1. Make it less about the ‘marketing’ and more about the ‘customer’

While this is true throughout the entire customer success industry, it’s even more important when it comes to customer marketing. If you want to keep customers happy and retain them as customers, make your marketing conversations about them. Ask them about new features they’re interested in, new industries they’re thinking about expanding in to, or any new customers they’ve recently acquired on their side. Having a better idea of how your customer’s business is operating and how they’re strategically planning to move forward can help you target your customer marketing conversations and make them more targeted towards the customer rather than a blatant marketing ploy.

2. Ask them to beta test new products or offer them as an ‘early release’

Instead of going head-first into an upsell conversation or trying to ‘sell’ additional services to customers before you even know if they need them or not, try easing into the conversation. One tactic is offering customers the opportunity to beta test a new service or product. This way, customers have the ability to give feedback, they feel valued for having been asked to help test a new product before their peers, and they can see whether or not this new service product, feature, or service fits in with their current operations. Another strategy is offering certain customers early releases of products. These should also be positioned as a ‘unique opportunity’ on a ‘limited basis’. After all, everyone likes to feel special, and signaling your customers out as top tier can help increase retention rates.

3. Position your customers as superstars in the marketplace

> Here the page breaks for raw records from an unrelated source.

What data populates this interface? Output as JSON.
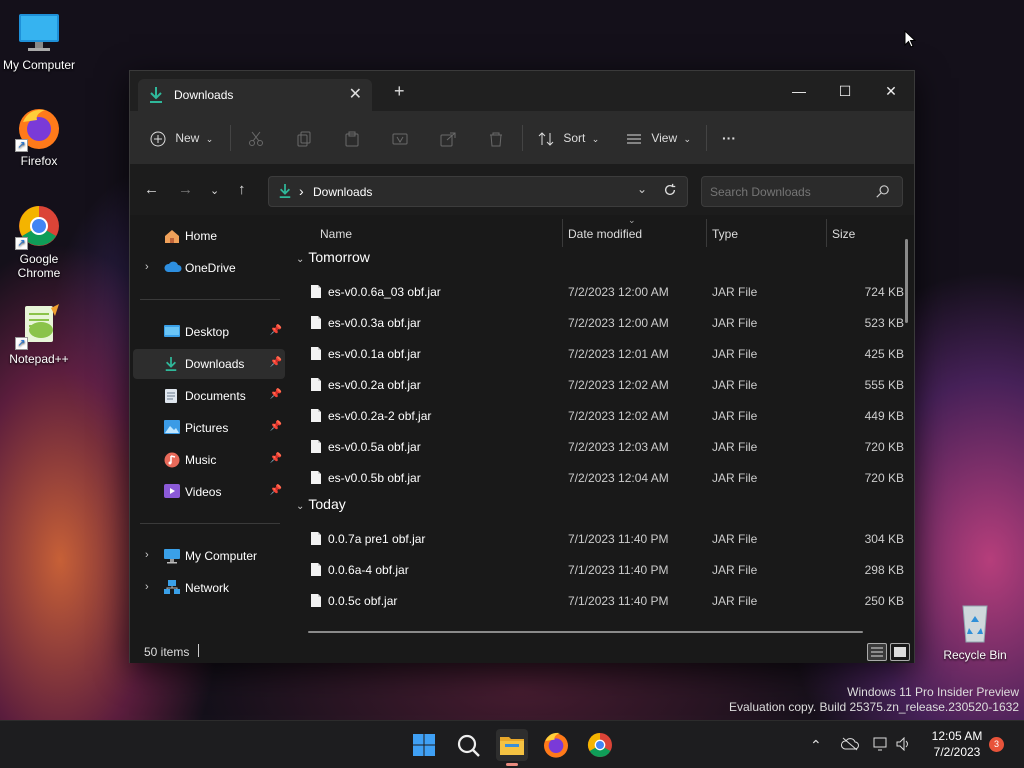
{
  "desktop": {
    "icons": [
      {
        "label": "My Computer"
      },
      {
        "label": "Firefox"
      },
      {
        "label": "Google Chrome"
      },
      {
        "label": "Notepad++"
      },
      {
        "label": "Recycle Bin"
      }
    ],
    "watermark": {
      "line1": "Windows 11 Pro Insider Preview",
      "line2": "Evaluation copy. Build 25375.zn_release.230520-1632"
    }
  },
  "window": {
    "tab_title": "Downloads",
    "new_tab": "+",
    "close_tab": "✕",
    "controls": {
      "minimize": "—",
      "maximize": "☐",
      "close": "✕"
    },
    "toolbar": {
      "new_label": "New",
      "sort_label": "Sort",
      "view_label": "View",
      "more_label": "···"
    },
    "address": {
      "path_sep": "›",
      "path": "Downloads"
    },
    "search": {
      "placeholder": "Search Downloads"
    },
    "sidebar": {
      "items": [
        {
          "label": "Home"
        },
        {
          "label": "OneDrive"
        },
        {
          "label": "Desktop"
        },
        {
          "label": "Downloads"
        },
        {
          "label": "Documents"
        },
        {
          "label": "Pictures"
        },
        {
          "label": "Music"
        },
        {
          "label": "Videos"
        },
        {
          "label": "My Computer"
        },
        {
          "label": "Network"
        }
      ]
    },
    "columns": {
      "name": "Name",
      "date": "Date modified",
      "type": "Type",
      "size": "Size"
    },
    "groups": [
      {
        "label": "Tomorrow",
        "files": [
          {
            "name": "es-v0.0.6a_03 obf.jar",
            "date": "7/2/2023 12:00 AM",
            "type": "JAR File",
            "size": "724 KB"
          },
          {
            "name": "es-v0.0.3a obf.jar",
            "date": "7/2/2023 12:00 AM",
            "type": "JAR File",
            "size": "523 KB"
          },
          {
            "name": "es-v0.0.1a obf.jar",
            "date": "7/2/2023 12:01 AM",
            "type": "JAR File",
            "size": "425 KB"
          },
          {
            "name": "es-v0.0.2a obf.jar",
            "date": "7/2/2023 12:02 AM",
            "type": "JAR File",
            "size": "555 KB"
          },
          {
            "name": "es-v0.0.2a-2 obf.jar",
            "date": "7/2/2023 12:02 AM",
            "type": "JAR File",
            "size": "449 KB"
          },
          {
            "name": "es-v0.0.5a obf.jar",
            "date": "7/2/2023 12:03 AM",
            "type": "JAR File",
            "size": "720 KB"
          },
          {
            "name": "es-v0.0.5b obf.jar",
            "date": "7/2/2023 12:04 AM",
            "type": "JAR File",
            "size": "720 KB"
          }
        ]
      },
      {
        "label": "Today",
        "files": [
          {
            "name": "0.0.7a pre1 obf.jar",
            "date": "7/1/2023 11:40 PM",
            "type": "JAR File",
            "size": "304 KB"
          },
          {
            "name": "0.0.6a-4 obf.jar",
            "date": "7/1/2023 11:40 PM",
            "type": "JAR File",
            "size": "298 KB"
          },
          {
            "name": "0.0.5c obf.jar",
            "date": "7/1/2023 11:40 PM",
            "type": "JAR File",
            "size": "250 KB"
          }
        ]
      }
    ],
    "status": {
      "count": "50 items"
    }
  },
  "taskbar": {
    "clock": {
      "time": "12:05 AM",
      "date": "7/2/2023"
    },
    "notification_count": "3",
    "icons": [
      "windows-start-icon",
      "search-icon",
      "file-explorer-icon",
      "firefox-icon",
      "chrome-icon"
    ]
  },
  "colors": {
    "accent": "#2fb89a",
    "folder_yellow": "#f5c242",
    "window_bg": "#191919",
    "toolbar_bg": "#2c2c2c"
  }
}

While asking your current customers to participate in a case study or external marketing exercise might not sound like the first way to improve retention, it can actually work – if you phrase your ask the right way. Your platform is most likely one of many your customers are using, so how are you going to get them to say yes to you, and increase customer satisfaction in the process? There’s nothing wrong with a little flattery, and customer marketing is the perfect place for it. Customer advocates are more likely to keep using your business, so it makes sense to invest in strong advocacy program resources. Ask your customers to participate in a case study or webinar to showcase their innovative or one-of-a-kind application of your product to position them as superstars in the marketplace.

4. Don’t just ask over email – host customers in person or at events for a more personal touch

There’s something to be said for a personal touch, which is why so many deals are won face-to-face. Customer marketing and retention are exactly the same. Just because they have gone through implementation and are happily using your product doesn’t mean they don’t deserve a similar personal touch. Make it a point to meet face-to-face with your customers to discuss any marketing opportunities, or even to just ask them how they are doing with your product or service. If your team is heading to a conference or tradeshow, invite your customers personally to accompany your team and share their story, either at a booth or in a session, to really help share their success with others. This shows you’re dedicated to the customer relationship and want to continue showcasing their success in the industry.

How is your team currently handling customer marketing?

While customer marketing is a critical part of increasing satisfaction and retention, it’s often a process of trial and error to see what programs work the best for your CSMs and your customers. How is your team currently handling customer success? Is it a function of the CS team or does it fall under marketing?